- Besides aiding in maintaining a sales price or renegotiating during contingencies, home inspections are also a risk-management must.
- Based on the results of the general home inspection and structural pest inspection, you will likely want to order some additional reports from specialists.
- We must always reinforce with our clients that while we do our best to obtain as much information about the properties we sell, some conditions might not be discovered during the inspection process.
When representing buyers, you can use the right home inspections to renegotiate the sales price. I typically get contractor bids to justify my request for a price adjustment when representing the buyer based on inspector recommendations.
It is important to understand the different types of inspections that are available so that you can select the right inspections for the property in question. Home inspections cost money, so they are an investment in the process.
Besides aiding in maintaining a sales price or renegotiating during contingencies, home inspections are also a risk-management must. Buyers who have inspections are less likely to come back and claim an issue was not disclosed. Here are three steps you should take to prepare your clients.
1. Obtain a general home inspection
When hiring a home inspector, make sure you get the very best — the inspector who will find all the issues and accurately describe them. A great home inspector is factual, not alarmist.

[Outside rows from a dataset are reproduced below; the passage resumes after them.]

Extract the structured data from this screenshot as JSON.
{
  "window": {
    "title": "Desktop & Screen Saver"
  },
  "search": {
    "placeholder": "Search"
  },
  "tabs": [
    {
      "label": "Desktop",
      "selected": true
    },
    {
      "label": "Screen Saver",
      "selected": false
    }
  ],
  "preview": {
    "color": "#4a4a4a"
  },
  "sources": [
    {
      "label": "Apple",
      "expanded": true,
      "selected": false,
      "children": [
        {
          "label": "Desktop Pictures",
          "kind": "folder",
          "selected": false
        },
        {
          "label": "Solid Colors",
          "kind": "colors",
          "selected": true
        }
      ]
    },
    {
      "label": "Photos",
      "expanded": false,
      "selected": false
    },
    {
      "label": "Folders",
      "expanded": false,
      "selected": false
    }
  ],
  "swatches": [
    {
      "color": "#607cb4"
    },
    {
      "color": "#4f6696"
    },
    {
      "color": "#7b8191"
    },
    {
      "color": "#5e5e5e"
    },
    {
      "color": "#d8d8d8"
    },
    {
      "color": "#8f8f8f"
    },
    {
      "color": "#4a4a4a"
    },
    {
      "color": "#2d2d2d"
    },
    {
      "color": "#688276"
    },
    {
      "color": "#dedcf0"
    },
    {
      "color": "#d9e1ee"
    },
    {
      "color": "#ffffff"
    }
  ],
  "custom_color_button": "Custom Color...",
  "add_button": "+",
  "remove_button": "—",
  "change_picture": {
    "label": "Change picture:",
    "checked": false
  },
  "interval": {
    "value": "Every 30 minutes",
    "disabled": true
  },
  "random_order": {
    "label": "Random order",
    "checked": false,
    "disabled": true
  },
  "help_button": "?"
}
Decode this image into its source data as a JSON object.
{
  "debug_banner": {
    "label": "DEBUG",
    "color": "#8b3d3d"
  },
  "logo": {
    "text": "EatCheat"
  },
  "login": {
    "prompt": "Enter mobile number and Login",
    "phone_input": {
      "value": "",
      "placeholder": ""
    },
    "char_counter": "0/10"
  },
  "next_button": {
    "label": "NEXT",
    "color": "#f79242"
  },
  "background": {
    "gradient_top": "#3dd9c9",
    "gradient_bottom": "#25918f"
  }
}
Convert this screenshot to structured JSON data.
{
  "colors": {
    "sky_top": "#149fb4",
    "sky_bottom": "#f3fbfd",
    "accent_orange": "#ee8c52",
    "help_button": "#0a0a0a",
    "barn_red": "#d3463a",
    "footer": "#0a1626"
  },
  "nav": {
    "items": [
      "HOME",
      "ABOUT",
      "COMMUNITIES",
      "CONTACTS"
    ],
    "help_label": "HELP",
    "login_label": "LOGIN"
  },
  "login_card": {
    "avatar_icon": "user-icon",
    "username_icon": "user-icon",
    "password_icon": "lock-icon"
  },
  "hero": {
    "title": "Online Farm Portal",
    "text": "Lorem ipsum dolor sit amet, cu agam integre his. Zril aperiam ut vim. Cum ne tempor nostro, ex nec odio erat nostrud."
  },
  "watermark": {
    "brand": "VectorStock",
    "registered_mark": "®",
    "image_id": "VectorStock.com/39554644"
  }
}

I prefer to work with an inspector who is ASHI (American Society of Home Inspectors) accredited and who also trains home inspectors. When you have an excellent and thorough home inspector provide a pre-inspection, you can be pretty sure no new issues will arise should the buyer decide to get his or her own inspection.
The general home inspection should include an assessment of all the systems including the foundation, crawlspace, attic, roof, electrical, plumbing, HVAC, interiors, exterior siding, doors, windows, appliances and framing. In some circumstances, the home inspector might recommend getting a specialist to further evaluate an issue outside his or her area of expertise.
2. Conduct a structural pest inspection
This inspection is completed by a licensed contractor who is certified to perform this type of inspection. A structural pest inspection looks for actual pests such as termites, wood-boring beetles and other insects, plus mold infestations, water damage and dry rot.
Bees, mosquitos and pesky neighbors are outside the realm of the structural pest inspection. Structural pest inspections include a bid for work to repair adverse conditions and often recommendations for further inspections of areas that are inaccessible or outside the expertise of the inspector.
3. Bring out the specialists
Based on the results of the general home inspection and structural pest inspection, you will likely want to order some additional reports from specialists.
These could include inspections of the chimney, drainage, structural engineering, roof, septic, well and more. Sometimes our clients have special needs, and for them, we might need to think outside the box and obtain inspections that aren’t necessarily property-specific but client-specific, such as the paranormal home inspection (may this never happen to you).
Once you have all the inspections in hand, obtain bids from reputable contractors to help you with your pricing if you are the listing agent or with your negotiations if you are representing the buyer.
Although we should always do our best to inspect the homes we sell thoroughly, ultimately, the cost falls on our client, and it’s their prerogative to determine which inspections they want to invest in.
We must always reinforce with our clients that though we do our best to obtain as much information about the properties we sell, some conditions might not be discovered during the inspection process.
Regardless, obtaining the proper inspections is the best way to avoid any future surprises and to make sure your client gets the best possible price at the end of the day.